As Indians, Sacajawea and Natawista had deep connections to the Western lands and the lifestyles of their people, which required them to adapt to ever-changing conditions.
Elizabeth Bacon had fallen in love with George Armstrong Custer, and following their marriage, she willingly traveled with him to his assignment posts in the West.
Medora von Hoffman, the daughter of a wealthy New York banker, likely never expected she would live in the Wild West. When traveling in Europe she met and married a wealthy French nobleman, the Marquis de Morès. He came with her to America and began learning about the American West. He saw the place as a land of opportunity and came to western North Dakota in April 1883. The marquis selected an area where the Northern Pacific Railroad crossed the Little Missouri River, bought nearly 9,000 acres, and, near the original town of Little Missouri, built a new town on the east bank of the river—naming it Medora, for his wife.
The area had everything the Marquis de Morès wanted and needed for his enterprise: abundant water, grass and shelter for cattle, direct shipping on the railroad to markets in the East, and ice on the river to use in a packing plant. Besides being European and wealthy, the marquis was an entrepreneur. He had convinced his father-in-law to provide the financial backing necessary to start his own company, the Northern Pacific Refrigerator Car Company. The business raised cattle, butchered them at the packing plant, and then shipped the meat to markets using refrigerated railroad cars to keep it fresh in transit.
The operation lasted just three years, failing due to competition and partially because eastern consumers did not like the taste of the range-fed beef. But the marquis had not pinned all his hopes and dreams on one business. In addition to ranching and feeding cattle, he raised sheep and horses, had a freighting company and stage coach line that linked Medora with Deadwood, South Dakota, and he established and operated ice houses along the route of the Northern Pacific between Helena, Montana, and Duluth, Minnesota, using his refrigerated railroad cars to ship not only beef, but also other goods, including salmon, from the West Coast to the East Coast.
Medora managed the couple’s 26-room summer home, the Chateau de Morès, built on a bluff overlooking the town that bore her name. This home is now a North Dakota State Historic Site.
Another early resident of the area was Theodore Roosevelt, who came in 1883 to hunt buffalo.
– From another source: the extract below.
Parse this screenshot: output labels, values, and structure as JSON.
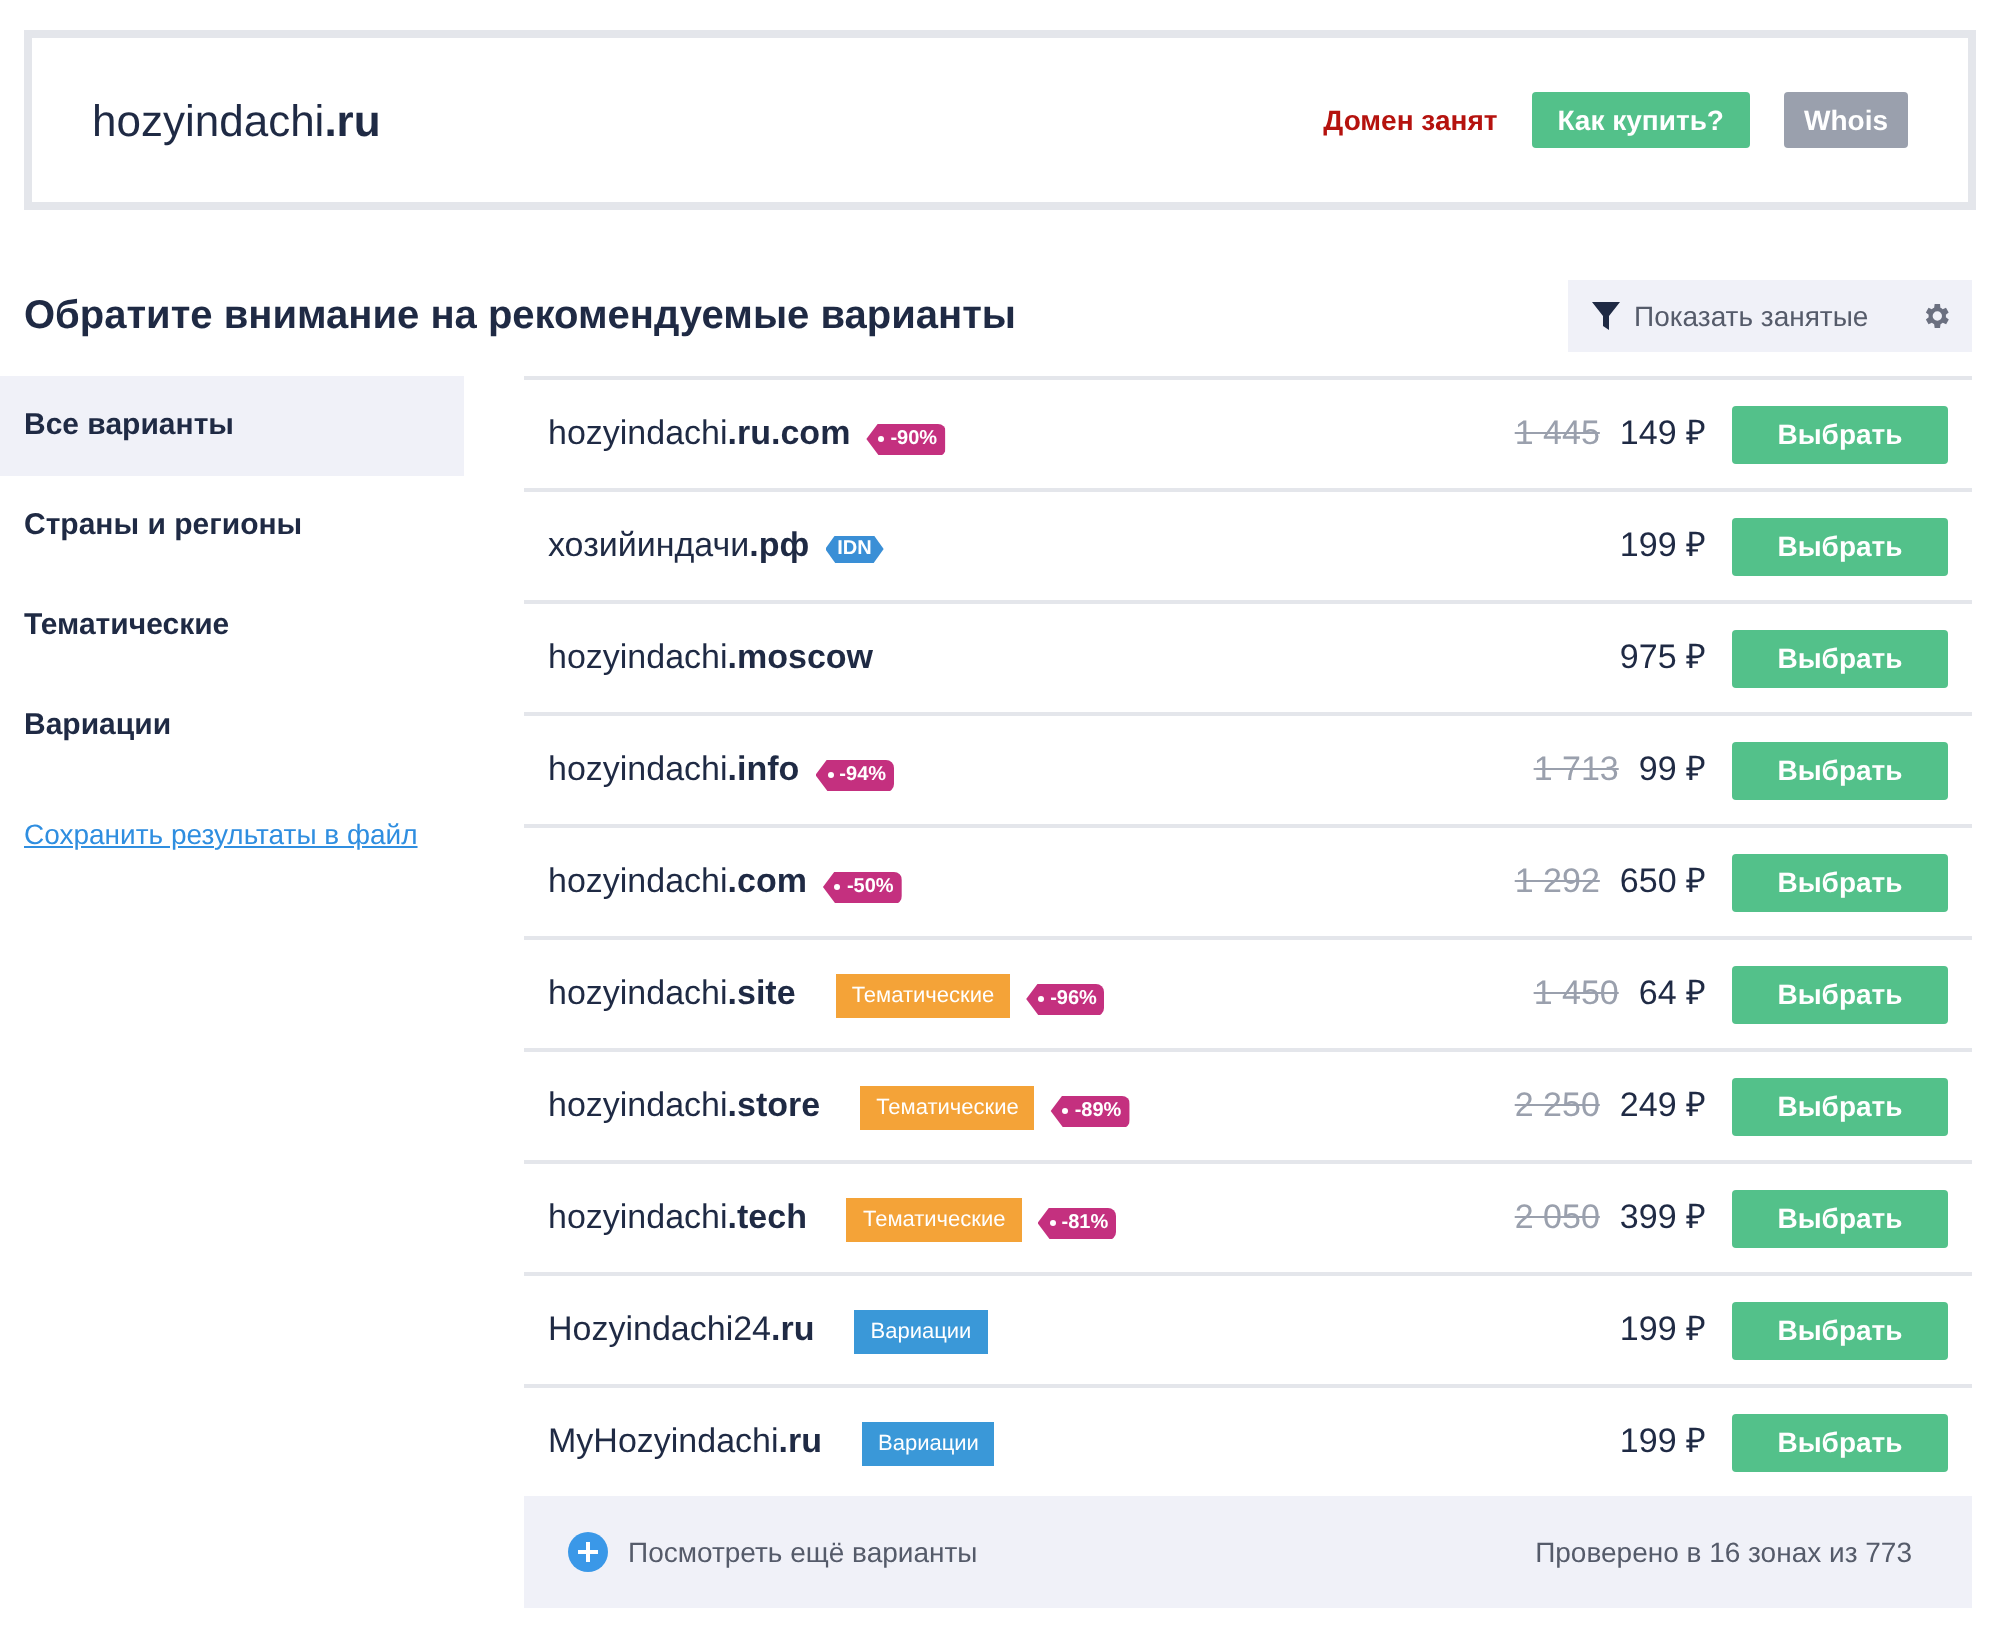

Before leaving the region he bought a share of Chimney Butte Ranch, locally known as the Maltese Cross. Roosevelt left North Dakota to return to New York and a political career, but was devastated by the deaths of his mother and wife, within hours of each other. His baby daughter survived, but after the deaths of the women Roosevelt returned to North Dakota where he expanded his ranch holdings. Cattlemen in the region brought more and more head of livestock to the area. And then disaster struck with a severe winter in 1886 that killed hundreds of thousands of animals. The Great Die-Up devastated many ranchers’ operations, including Roosevelt’s.
Those experiences in the West were profound for Roosevelt, and when he became President of the United States, he implemented conservation measures that preserved lands across the nation. The land he explored and the badlands where he hunted, are now part of the 70,000-acre Theodore Roosevelt National Park, one of the primary attractions in the Medora area.
During the summer the Medora Musical is performed in an outdoor amphitheater, sharing stories related to Roosevelt from his time in the region to the charge up San Juan Hill with his Rough Riders during the Spanish American War. While in the area, visit the Maltese Cross Cabin and the North Dakota Cowboy Hall of Fame.
Candy Moulton is a regular True West road warrior who makes her home near Encampment, Wyoming. She invites everyone to her hometown museum June 12 and 13 for “True West”—a history symposium featuring Bob Boze Bell, Johnny D. Boggs and other TW writers.